大雨滂沱的美文 大雨滂沱的美文 淅淅沥沥的小雨变成了滂沱大雨,一直下。妮妲带来了台风和暴雨,没日没夜地下个不停。听着哗啦哗啦的雨声,我的思绪已经跳回了三下乡。 我们三下乡时,也是雨,大雨滂沱,凝聚我们的感动。 还记得当时逢下午必雨。而上天并不按照常规出牌。一次,到了放学时间才淅淅沥沥下起雨来。一些孩子没有家长来接,便没有雨伞回去了。我们队员纷纷把雨伞贡献出来,送孩子们回家。孩子们到家后那一张张稚嫩的
617

雨中漫步美文欣赏 雨中漫步美文欣赏 春雨温情,润物无声;夏雨洋溢,百花盛放;秋雨缠绵,落叶北风;冬雨凄恻,泠霜冻雪。——题记 一年四季,四季一年。岁月在流逝,风雨却有不同,而然漫步雨中,怎不是一种享受,一种淡然。出风雷不惊,临霜学不匿。一种态度;一种境界;更一种处世思想。不是谁都有这勇气——徒步雨中;也不是谁都有机会徒步雨中;不是谁徒步雨中都有这份心去体会;也不是谁都能够体会到并懂得去享受这份难得的恬静与
580

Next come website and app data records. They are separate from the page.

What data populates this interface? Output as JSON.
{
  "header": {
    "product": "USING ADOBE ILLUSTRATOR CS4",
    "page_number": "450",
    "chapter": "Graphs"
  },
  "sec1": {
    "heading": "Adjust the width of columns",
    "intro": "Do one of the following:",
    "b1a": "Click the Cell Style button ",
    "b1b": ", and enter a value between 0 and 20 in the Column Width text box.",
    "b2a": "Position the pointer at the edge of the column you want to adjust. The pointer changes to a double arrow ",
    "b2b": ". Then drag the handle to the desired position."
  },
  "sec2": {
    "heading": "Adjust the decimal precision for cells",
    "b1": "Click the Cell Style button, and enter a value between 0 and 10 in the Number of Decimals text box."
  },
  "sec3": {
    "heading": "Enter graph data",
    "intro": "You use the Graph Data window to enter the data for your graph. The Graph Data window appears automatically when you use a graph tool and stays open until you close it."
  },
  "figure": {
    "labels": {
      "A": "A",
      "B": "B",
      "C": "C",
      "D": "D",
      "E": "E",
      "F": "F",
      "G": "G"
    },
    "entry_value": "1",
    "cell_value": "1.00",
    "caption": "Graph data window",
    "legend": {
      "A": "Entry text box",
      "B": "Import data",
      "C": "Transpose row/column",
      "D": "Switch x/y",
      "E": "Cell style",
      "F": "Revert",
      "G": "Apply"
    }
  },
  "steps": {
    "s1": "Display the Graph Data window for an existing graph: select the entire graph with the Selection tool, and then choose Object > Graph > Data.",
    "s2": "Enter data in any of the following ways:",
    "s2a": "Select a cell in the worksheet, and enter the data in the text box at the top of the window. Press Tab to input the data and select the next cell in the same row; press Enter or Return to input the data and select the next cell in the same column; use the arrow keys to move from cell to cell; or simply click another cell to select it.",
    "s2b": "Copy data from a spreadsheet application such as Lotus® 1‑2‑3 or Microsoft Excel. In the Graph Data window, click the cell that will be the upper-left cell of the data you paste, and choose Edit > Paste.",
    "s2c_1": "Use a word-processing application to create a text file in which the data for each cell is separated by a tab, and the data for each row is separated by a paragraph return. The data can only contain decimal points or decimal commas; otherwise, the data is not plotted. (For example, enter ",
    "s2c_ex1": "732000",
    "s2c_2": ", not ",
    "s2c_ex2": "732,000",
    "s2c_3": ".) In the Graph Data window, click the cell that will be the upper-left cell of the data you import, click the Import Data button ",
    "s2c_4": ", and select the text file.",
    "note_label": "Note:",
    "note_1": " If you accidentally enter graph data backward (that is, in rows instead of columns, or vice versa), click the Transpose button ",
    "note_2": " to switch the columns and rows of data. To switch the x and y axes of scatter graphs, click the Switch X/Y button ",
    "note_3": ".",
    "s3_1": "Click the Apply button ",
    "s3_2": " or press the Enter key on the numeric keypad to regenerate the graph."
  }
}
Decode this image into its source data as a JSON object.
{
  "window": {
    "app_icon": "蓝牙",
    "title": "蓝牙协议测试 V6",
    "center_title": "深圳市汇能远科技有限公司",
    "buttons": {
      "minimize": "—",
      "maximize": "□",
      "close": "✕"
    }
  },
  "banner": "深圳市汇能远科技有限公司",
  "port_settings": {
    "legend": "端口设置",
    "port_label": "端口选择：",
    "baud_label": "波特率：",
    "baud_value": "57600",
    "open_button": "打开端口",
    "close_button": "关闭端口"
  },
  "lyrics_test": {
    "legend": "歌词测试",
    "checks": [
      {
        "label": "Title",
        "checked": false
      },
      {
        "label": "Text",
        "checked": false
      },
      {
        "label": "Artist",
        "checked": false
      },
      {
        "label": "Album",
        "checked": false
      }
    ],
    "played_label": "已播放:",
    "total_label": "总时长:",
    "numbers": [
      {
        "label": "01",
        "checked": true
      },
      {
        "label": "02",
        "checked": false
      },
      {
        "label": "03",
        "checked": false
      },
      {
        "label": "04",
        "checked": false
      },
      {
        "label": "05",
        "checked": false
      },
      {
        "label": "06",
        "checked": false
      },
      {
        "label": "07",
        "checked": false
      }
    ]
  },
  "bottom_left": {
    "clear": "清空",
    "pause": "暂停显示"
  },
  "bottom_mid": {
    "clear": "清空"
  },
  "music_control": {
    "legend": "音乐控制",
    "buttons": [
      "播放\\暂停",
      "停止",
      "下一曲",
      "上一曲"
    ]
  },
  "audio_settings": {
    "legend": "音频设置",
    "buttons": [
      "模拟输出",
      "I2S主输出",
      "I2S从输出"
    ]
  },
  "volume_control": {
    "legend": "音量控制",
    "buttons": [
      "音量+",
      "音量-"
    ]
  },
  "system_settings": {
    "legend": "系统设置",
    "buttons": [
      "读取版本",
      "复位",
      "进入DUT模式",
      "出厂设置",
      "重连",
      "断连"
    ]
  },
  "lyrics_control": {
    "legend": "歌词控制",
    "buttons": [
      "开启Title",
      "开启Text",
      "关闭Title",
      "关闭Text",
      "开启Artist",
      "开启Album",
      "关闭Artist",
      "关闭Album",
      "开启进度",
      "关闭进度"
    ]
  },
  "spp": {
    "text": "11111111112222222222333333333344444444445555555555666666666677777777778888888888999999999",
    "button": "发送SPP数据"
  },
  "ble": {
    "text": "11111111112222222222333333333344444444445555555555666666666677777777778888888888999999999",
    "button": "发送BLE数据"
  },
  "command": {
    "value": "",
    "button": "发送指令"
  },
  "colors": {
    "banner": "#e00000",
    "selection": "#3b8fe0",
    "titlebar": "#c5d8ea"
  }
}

师爷美文 师爷美文 早年,是城里的贾府里豢养的谋士,贾府的家老爷因为为官站错了队,上峰犯下天条,贾老爷受株连被削职为民,师爷也就随之落魄跑到了乡下,在一个小山村里拿起三尺教鞭,灰头土脸地当起了王,混口饭吃,苟延残年。 一年盛夏,小山村里的陈再旺和儿子陈小旺,爷俩在地里劳作的时候,因为家务事,爷俩撕扯到一起。慌乱间,父亲陈再旺失手将儿子陈小旺的门牙打落。陈小旺气愤不过,便把老父亲陈再旺告到了县衙。
330

每一个你不满意的现在都有一个你不努力的曾经美文 每一个你不满意的现在,都有一个你不努力的曾经美文 读高中的时候,曾经你看到别人拿到清华北大的录取通知书,如果有一天自己也能收到清华北大的录取通知书那该多好啊,可是自己只有羡慕嫉妒恨的份。 大学毕业后,曾经你看到别人轻轻松松的工作就月收入过万,如果有一天自己也能拥有一份这样轻松高薪的工作那该多好啊,可是自己毕业后,工资总是那么一丁点。 看到别人住在豪华高档的别墅里,如果自己也能拥有一所
1262

留点漏洞给别人的美文欣赏 留点漏洞给别人的美文欣赏 老公换了新工作,住房就在公司宿舍六楼。没有电梯,搬家那天,我们扛着行李爬楼梯。楼道很干净,每层拐角处都放着一个垃圾筒,上面连一点污渍都没有。看来这里的清洁工很敬业。 再看垃圾筒里面,我的好印象瞬间打了折扣,里面放的大多是空饮料瓶。把这种可回收资源扔进垃圾筒,既浪费又不环保,送到废品收购处还能换几瓶饮料钱呢。等到打开房门,又被屋里的`情形惊呆了,只见屋里到处都散落
266